Prevention of pressure sores is the key to keeping a mobility-challenged person healthy and happy. Once they get a sore, there's treatment that has to be done and, for most of the elderly, healing bedsores can take weeks. So, get on it and learn how to prevent the suckers from happening.


Change positions every 2 hours. Literature shows that just slightly shifting positions approximately every two hours will help prevent pressure ulcers. If your elderly loved on tends to lie on their left side, help them shift to their right side or their back, whichever is more comfortable.

For those loved ones in wheelchairs, body position should be shifted about every 15 minutes. And, "shifting" can be a very small movement - it doesn't have to be extreme.

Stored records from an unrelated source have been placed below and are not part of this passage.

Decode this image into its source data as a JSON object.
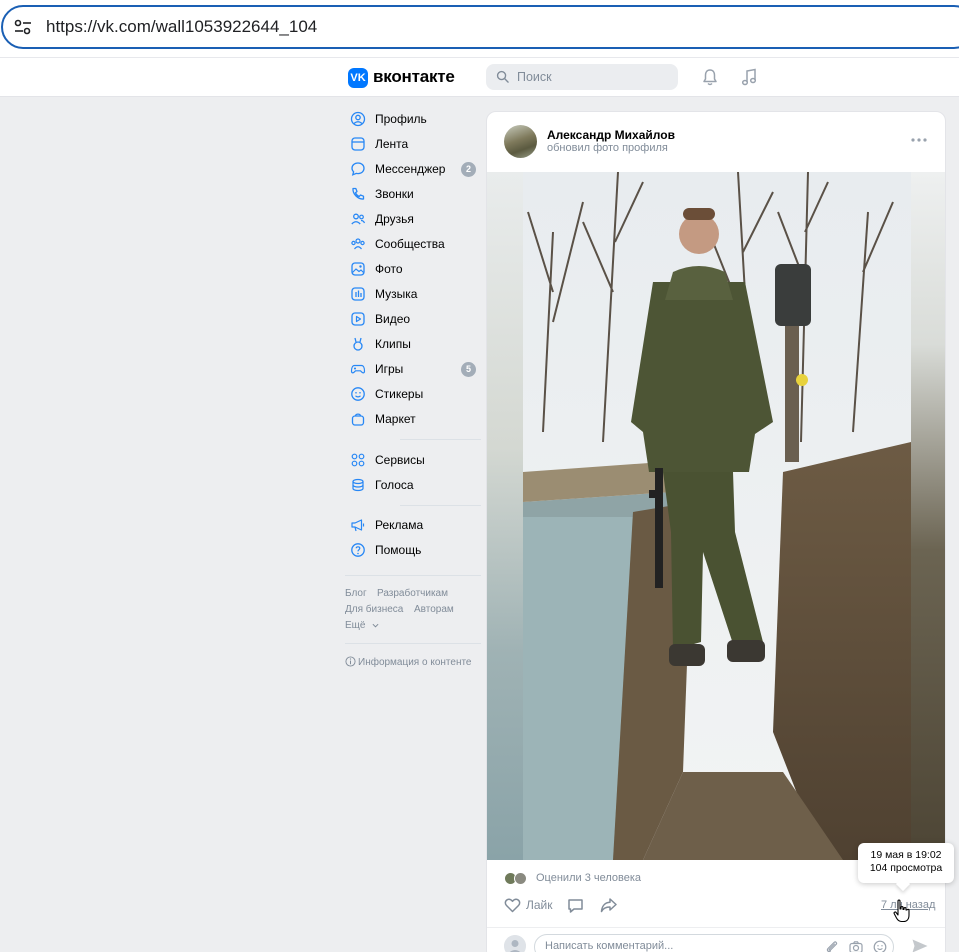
{
  "browser": {
    "url": "https://vk.com/wall1053922644_104"
  },
  "header": {
    "logo_mark": "VK",
    "wordmark": "вконтакте",
    "search_placeholder": "Поиск"
  },
  "nav": {
    "items": [
      {
        "label": "Профиль",
        "icon": "user-circle-icon"
      },
      {
        "label": "Лента",
        "icon": "feed-icon"
      },
      {
        "label": "Мессенджер",
        "icon": "message-icon",
        "badge": "2"
      },
      {
        "label": "Звонки",
        "icon": "phone-icon"
      },
      {
        "label": "Друзья",
        "icon": "friends-icon"
      },
      {
        "label": "Сообщества",
        "icon": "communities-icon"
      },
      {
        "label": "Фото",
        "icon": "photo-icon"
      },
      {
        "label": "Музыка",
        "icon": "music-icon"
      },
      {
        "label": "Видео",
        "icon": "video-icon"
      },
      {
        "label": "Клипы",
        "icon": "clips-icon"
      },
      {
        "label": "Игры",
        "icon": "gamepad-icon",
        "badge": "5"
      },
      {
        "label": "Стикеры",
        "icon": "smile-icon"
      },
      {
        "label": "Маркет",
        "icon": "bag-icon"
      },
      {
        "label": "Сервисы",
        "icon": "services-icon"
      },
      {
        "label": "Голоса",
        "icon": "coins-icon"
      },
      {
        "label": "Реклама",
        "icon": "megaphone-icon"
      },
      {
        "label": "Помощь",
        "icon": "help-icon"
      }
    ],
    "footer_links": [
      "Блог",
      "Разработчикам",
      "Для бизнеса",
      "Авторам",
      "Ещё"
    ],
    "content_info": "Информация о контенте"
  },
  "post": {
    "author": "Александр Михайлов",
    "action": "обновил фото профиля",
    "reactions_text": "Оценили 3 человека",
    "like_label": "Лайк",
    "time_link": "7 лн назад",
    "comment_placeholder": "Написать комментарий..."
  },
  "tooltip": {
    "line1": "19 мая в 19:02",
    "line2": "104 просмотра"
  },
  "colors": {
    "vk_blue": "#0077ff",
    "badge_gray": "#a3adb8",
    "secondary_text": "#818c99",
    "page_bg": "#edeef0"
  }
}
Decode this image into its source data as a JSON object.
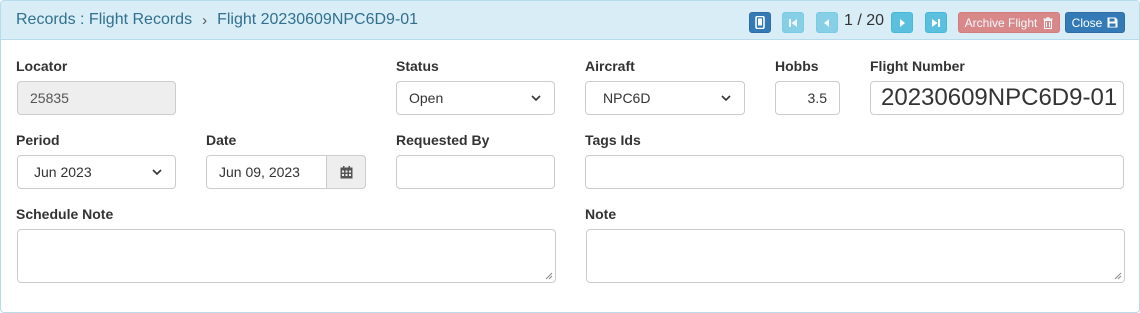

Use an egg crate mattress topper An egg crate mattress topper looks like the inside of an egg carton but is made of thick foam. Egg crate mattress toppers come in various thicknesses, from 1/2" all the way up to 4". There's some good ones spotlighted down below so scroll down and see what Amazon has to offer for egg crate mattress toppers.


Use an air mattress topper. This is what Mom had during her latest hospitalization but I prefer the egg crate mattress topper as I find them just to be more "squishy" and comfortable.

Treating pressure sores

For Stage I and II pressure sores, the area may be washed with a mild soap and water and dried thoroughly. Try to keep the affected area from touching a hard surface which may send it to Stage III or IV. If the pressure sore, for example, is on the buttocks of the elderly person, put a soft barrier between the area and the bed. This is where the egg crate mattress comes in handy.

Stage III and IV pressure sores are usually irrigated with a saline solution each time the bandage is changed. Open pressure sores should be kept bandaged. This provides relief by: 1) keeping the open wound moist and 2) by preventing bacteria from entering the wound and further inflaming the area.

There are also clinical trials that show that UV light, like that highlighted in this module, helps speed healing of pressure sores.

Final Notes

This article is written by inspired from my mom, who uses wheelchairs  and really doesn't move around very much, but, I make sure she switches positions frequently, even when lying in her recliner in the living room. Hope, you like this post about Preventing bedsores and it helps as well

Dennis P. Baughman

Dennis P. Baughman is the Editor of UnbeatenRolling. His disabilities couldn't stop him to be self driven person. He started this blog to share his personal knowledge about all kinds of wheelchairs and different tips and advice about chairs.

Click Here to Leave a Comment Below 0 comments

Leave a Reply: